Excerpts from an interface dataset:
_ _ _
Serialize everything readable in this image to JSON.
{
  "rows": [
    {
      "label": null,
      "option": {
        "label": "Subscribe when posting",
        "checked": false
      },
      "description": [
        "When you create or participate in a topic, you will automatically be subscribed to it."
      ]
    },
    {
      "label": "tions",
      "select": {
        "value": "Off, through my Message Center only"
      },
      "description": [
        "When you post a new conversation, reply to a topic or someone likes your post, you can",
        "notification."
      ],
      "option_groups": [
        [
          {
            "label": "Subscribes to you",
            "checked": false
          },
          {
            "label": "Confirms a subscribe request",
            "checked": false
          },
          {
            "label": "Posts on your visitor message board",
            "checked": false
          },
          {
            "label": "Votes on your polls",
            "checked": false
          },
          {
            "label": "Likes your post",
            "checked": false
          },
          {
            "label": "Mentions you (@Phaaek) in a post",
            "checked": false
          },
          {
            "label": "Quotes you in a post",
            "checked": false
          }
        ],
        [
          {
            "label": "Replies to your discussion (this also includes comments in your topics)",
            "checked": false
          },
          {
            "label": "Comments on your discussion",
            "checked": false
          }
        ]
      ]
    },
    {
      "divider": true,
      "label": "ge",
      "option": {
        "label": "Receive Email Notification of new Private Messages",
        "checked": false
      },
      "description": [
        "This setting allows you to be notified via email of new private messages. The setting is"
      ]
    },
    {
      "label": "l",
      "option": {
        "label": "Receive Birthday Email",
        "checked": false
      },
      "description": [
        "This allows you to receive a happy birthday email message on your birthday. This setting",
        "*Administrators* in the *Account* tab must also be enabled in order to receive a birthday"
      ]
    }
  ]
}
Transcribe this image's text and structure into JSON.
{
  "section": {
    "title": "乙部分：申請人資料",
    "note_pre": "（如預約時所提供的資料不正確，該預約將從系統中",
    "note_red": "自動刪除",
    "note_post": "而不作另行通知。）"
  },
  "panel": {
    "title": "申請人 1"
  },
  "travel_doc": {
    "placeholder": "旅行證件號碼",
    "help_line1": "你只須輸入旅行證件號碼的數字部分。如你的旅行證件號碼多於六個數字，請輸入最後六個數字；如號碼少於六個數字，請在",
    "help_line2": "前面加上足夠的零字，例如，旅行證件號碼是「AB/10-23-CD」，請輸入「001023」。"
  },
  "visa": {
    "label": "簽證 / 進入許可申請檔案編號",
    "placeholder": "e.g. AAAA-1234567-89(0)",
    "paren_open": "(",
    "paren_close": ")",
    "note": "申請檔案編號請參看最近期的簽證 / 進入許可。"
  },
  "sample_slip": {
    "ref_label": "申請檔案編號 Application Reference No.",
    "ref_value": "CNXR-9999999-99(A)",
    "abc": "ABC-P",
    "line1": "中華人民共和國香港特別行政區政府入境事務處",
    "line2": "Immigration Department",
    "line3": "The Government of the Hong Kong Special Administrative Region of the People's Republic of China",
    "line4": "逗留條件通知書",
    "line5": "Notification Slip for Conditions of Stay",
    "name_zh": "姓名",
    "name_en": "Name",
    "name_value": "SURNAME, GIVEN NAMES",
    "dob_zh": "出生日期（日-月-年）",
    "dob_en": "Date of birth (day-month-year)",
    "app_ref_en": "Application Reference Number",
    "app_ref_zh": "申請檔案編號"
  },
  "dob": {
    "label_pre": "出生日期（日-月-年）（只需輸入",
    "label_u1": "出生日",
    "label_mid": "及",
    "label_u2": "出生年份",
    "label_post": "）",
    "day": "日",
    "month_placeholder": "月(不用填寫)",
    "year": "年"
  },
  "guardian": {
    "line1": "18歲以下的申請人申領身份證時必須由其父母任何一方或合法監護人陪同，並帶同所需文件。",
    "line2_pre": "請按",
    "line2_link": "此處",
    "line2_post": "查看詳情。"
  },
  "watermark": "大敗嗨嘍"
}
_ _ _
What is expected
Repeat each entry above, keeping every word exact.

Exercise response
Serialize everything readable in this image to JSON.
{
  "rows": [
    {
      "label": null,
      "option": {
        "label": "Subscribe when posting",
        "checked": false
      },
      "description": [
        "When you create or participate in a topic, you will automatically be subscribed to it."
      ]
    },
    {
      "label": "tions",
      "select": {
        "value": "Off, through my Message Center only"
      },
      "description": [
        "When you post a new conversation, reply to a topic or someone likes your post, you can",
        "notification."
      ],
      "option_groups": [
        [
          {
            "label": "Subscribes to you",
            "checked": false
          },
          {
            "label": "Confirms a subscribe request",
            "checked": false
          },
          {
            "label": "Posts on your visitor message board",
            "checked": false
          },
          {
            "label": "Votes on your polls",
            "checked": false
          },
          {
            "label": "Likes your post",
            "checked": false
          },
          {
            "label": "Mentions you (@Phaaek) in a post",
            "checked": false
          },
          {
            "label": "Quotes you in a post",
            "checked": false
          }
        ],
        [
          {
            "label": "Replies to your discussion (this also includes comments in your topics)",
            "checked": false
          },
          {
            "label": "Comments on your discussion",
            "checked": false
          }
        ]
      ]
    },
    {
      "divider": true,
      "label": "ge",
      "option": {
        "label": "Receive Email Notification of new Private Messages",
        "checked": false
      },
      "description": [
        "This setting allows you to be notified via email of new private messages. The setting is"
      ]
    },
    {
      "label": "l",
      "option": {
        "label": "Receive Birthday Email",
        "checked": false
      },
      "description": [
        "This allows you to receive a happy birthday email message on your birthday. This setting",
        "*Administrators* in the *Account* tab must also be enabled in order to receive a birthday"
      ]
    }
  ]
}
Transcribe this image's text and structure into JSON.
{
  "section": {
    "title": "乙部分：申請人資料",
    "note_pre": "（如預約時所提供的資料不正確，該預約將從系統中",
    "note_red": "自動刪除",
    "note_post": "而不作另行通知。）"
  },
  "panel": {
    "title": "申請人 1"
  },
  "travel_doc": {
    "placeholder": "旅行證件號碼",
    "help_line1": "你只須輸入旅行證件號碼的數字部分。如你的旅行證件號碼多於六個數字，請輸入最後六個數字；如號碼少於六個數字，請在",
    "help_line2": "前面加上足夠的零字，例如，旅行證件號碼是「AB/10-23-CD」，請輸入「001023」。"
  },
  "visa": {
    "label": "簽證 / 進入許可申請檔案編號",
    "placeholder": "e.g. AAAA-1234567-89(0)",
    "paren_open": "(",
    "paren_close": ")",
    "note": "申請檔案編號請參看最近期的簽證 / 進入許可。"
  },
  "sample_slip": {
    "ref_label": "申請檔案編號 Application Reference No.",
    "ref_value": "CNXR-9999999-99(A)",
    "abc": "ABC-P",
    "line1": "中華人民共和國香港特別行政區政府入境事務處",
    "line2": "Immigration Department",
    "line3": "The Government of the Hong Kong Special Administrative Region of the People's Republic of China",
    "line4": "逗留條件通知書",
    "line5": "Notification Slip for Conditions of Stay",
    "name_zh": "姓名",
    "name_en": "Name",
    "name_value": "SURNAME, GIVEN NAMES",
    "dob_zh": "出生日期（日-月-年）",
    "dob_en": "Date of birth (day-month-year)",
    "app_ref_en": "Application Reference Number",
    "app_ref_zh": "申請檔案編號"
  },
  "dob": {
    "label_pre": "出生日期（日-月-年）（只需輸入",
    "label_u1": "出生日",
    "label_mid": "及",
    "label_u2": "出生年份",
    "label_post": "）",
    "day": "日",
    "month_placeholder": "月(不用填寫)",
    "year": "年"
  },
  "guardian": {
    "line1": "18歲以下的申請人申領身份證時必須由其父母任何一方或合法監護人陪同，並帶同所需文件。",
    "line2_pre": "請按",
    "line2_link": "此處",
    "line2_post": "查看詳情。"
  },
  "watermark": "大敗嗨嘍"
}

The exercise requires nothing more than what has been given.